I spent an awful lot of time looking at pictures of women I used to know and being very miserable. I'm working on not being so very miserable like that anymore. There's no doubt I really used to overdue it. Just like the guy singing "Pictures of You." It's like I was making myself miserable looking at pictures of someone when "Pictures of You" came out, but she hadn't been my girlfriend yet and I didn't have any pictures of her.

The woman I since got pictures of and whom I associated with "Pictures of You" told me she remembered the first time we met. I don't remember it. There's only one person I remember seeing one for the first time. It was 1975. We were both fifteen years old at the time. My memory is ordinarily anything but photographic, but I remember what she was wearing. I never remember what anyone is wearing. I remember the shape her hair was in at the time. She was having a bad hair day At first she was standing with her back to me and I couldn't see her face. Then she turned her head and I saw her very beautiful face in profile. I saw that her eyes were green. I never notice eye color. He eyes were wide and sad at that moment, and somehow the bad shape her hair was in -- quite atypical for her, it turned out. She was usually very well-groomed -- just made her more adorable. I wanted to rush to her and fold her into my arms and take care of her.

She really was breathtakingly beautiful. We became rather close for a short while. I remember her face as vividly as any face I've ever seen. Every contour. Other women I've known have been just as beautiful, I've been much closer to some of the others, but I don't remember their appearance as vividly. I have no idea why.

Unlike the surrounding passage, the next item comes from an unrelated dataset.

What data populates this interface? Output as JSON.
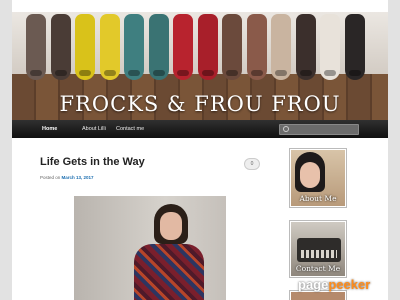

In the 1990's I joined the house staff of the Promenade Theatre in New York while Steve Martin's play Picasso at the Lapine Agile was playing there, about a fictional encounter between Albert Einstein and Pablo Picasso at the Lapine Agile, Picasso's Paris hangout, in 1904. I loved that play, I love it, I spent many evenings in the back of the house watching it, several dozen evenings and matinees, easily. It was this play that helped me to feel relativity, physically feel it, and I haven't stopped feeling it since then. It makes me a bit woozy at times but it's worth it. Leaving the theatre after having watched it for the very first time, in the midst of New York's blizzard of 1995-96, I literally felt as if I were floating above the sidewalk. I slipped on the snowy crowded sidewalk and fell flat on my backpack, which cushioned my fall quite nicely. Someone asked me if was alright and I said, "Yes, I'm just fine." I was indeed fine and dandy at that moment. I was great. I was flying.

In the play one of the several women with whom Picasso is dallying at the time says to him, "You notice every woman, don't you?" and Picasso says Yes. She goes on, "Young women, old women, women in wheelchairs," and he says, Yes. And standing in the back of the theatre I said to myself, Ah, yet another way in which I am like those geniuses Picasso and Einstein.

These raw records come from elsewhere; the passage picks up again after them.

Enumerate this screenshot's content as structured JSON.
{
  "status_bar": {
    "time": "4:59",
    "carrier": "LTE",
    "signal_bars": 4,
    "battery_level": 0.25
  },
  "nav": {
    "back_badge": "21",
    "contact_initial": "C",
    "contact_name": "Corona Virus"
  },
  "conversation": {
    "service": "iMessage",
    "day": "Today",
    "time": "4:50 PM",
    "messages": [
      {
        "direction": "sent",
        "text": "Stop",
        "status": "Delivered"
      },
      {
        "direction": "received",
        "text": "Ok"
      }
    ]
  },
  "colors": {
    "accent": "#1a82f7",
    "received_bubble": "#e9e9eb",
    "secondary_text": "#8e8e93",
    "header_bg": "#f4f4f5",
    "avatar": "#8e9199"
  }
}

What a strange thing to have said to myself. I notice a lot of very pretty women, sometimes I don't notice much of anyone or anything else. Completely different from Martin's Picasso. But I wanted very badly at the time to feel like a genius and so I clutched at that straw and said falsely to Picasso's ghost, Ah yes. My brother.

Occasionally I'll catch myself re-arranging reality like that, telling myself I share traits with a genius which I do not share in order to flatter myself, or not remembering the year the video of a sad song came out because it matched the miserable way I felt about a woman two years later, who when I was watching the video on the sepia TV was merely a friend and not yet an occasion for neurotic misery. In my mind I take fragments of remembered things, twist them around so that I'm viewing them from a different angle and then paste them back together in a composition like a Cubist painting.

(Of course, Picassso did that sort of thing on purpose, and with actual paint, and before anybody else except possibly Georges Braque, and so on and sort forth, and I don't mean to imply I'm doing anything remotely similar.)